__Task description__
Copy the lines below that contain "factory".

Top of Information shown

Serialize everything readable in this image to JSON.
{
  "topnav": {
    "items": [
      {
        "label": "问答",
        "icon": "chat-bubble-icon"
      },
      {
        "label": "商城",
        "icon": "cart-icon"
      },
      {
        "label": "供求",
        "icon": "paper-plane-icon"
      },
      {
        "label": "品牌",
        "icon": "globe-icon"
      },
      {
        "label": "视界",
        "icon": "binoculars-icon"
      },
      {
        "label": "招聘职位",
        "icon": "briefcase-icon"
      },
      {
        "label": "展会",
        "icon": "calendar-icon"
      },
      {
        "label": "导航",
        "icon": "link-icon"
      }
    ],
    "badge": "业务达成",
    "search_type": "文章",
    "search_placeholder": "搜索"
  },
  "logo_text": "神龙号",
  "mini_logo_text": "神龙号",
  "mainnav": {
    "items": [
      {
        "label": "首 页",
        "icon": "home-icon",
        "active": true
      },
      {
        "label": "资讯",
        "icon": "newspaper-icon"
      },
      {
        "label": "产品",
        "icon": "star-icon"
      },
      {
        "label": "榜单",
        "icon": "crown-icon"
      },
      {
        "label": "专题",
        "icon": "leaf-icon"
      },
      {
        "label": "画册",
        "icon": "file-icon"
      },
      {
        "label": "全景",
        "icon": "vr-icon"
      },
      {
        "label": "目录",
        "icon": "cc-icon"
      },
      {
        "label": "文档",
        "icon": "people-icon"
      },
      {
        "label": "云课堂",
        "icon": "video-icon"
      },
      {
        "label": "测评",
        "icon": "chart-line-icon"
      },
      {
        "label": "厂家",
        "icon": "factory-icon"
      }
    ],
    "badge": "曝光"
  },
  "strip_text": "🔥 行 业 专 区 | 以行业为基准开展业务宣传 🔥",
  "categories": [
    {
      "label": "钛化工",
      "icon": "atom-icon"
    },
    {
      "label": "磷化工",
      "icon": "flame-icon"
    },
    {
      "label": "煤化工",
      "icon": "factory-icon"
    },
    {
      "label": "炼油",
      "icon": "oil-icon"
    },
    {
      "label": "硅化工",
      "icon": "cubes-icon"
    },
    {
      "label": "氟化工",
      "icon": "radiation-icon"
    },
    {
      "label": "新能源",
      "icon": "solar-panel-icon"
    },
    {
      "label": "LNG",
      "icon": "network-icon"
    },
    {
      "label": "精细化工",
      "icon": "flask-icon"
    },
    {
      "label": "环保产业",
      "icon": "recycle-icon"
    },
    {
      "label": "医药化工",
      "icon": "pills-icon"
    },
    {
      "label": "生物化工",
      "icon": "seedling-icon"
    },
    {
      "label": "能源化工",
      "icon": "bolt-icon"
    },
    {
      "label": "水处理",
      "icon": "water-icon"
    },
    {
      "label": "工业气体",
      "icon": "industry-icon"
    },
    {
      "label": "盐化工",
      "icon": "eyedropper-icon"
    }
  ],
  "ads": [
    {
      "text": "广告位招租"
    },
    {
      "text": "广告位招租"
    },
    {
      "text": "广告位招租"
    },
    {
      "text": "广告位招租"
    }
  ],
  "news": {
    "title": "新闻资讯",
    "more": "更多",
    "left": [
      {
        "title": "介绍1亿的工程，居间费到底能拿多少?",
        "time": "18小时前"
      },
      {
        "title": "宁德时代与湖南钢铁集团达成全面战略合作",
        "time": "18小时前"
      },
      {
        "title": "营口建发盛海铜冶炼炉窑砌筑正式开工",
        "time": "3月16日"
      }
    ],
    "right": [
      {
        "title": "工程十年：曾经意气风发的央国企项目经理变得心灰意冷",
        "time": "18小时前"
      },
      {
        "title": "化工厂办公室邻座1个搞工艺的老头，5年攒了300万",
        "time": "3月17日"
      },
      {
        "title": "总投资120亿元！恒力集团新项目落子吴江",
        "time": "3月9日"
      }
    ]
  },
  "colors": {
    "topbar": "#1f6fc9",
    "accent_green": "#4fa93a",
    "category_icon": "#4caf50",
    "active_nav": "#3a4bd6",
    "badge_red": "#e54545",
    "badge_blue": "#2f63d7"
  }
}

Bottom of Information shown

__Task solution__
        "icon": "factory-icon"
      "icon": "factory-icon"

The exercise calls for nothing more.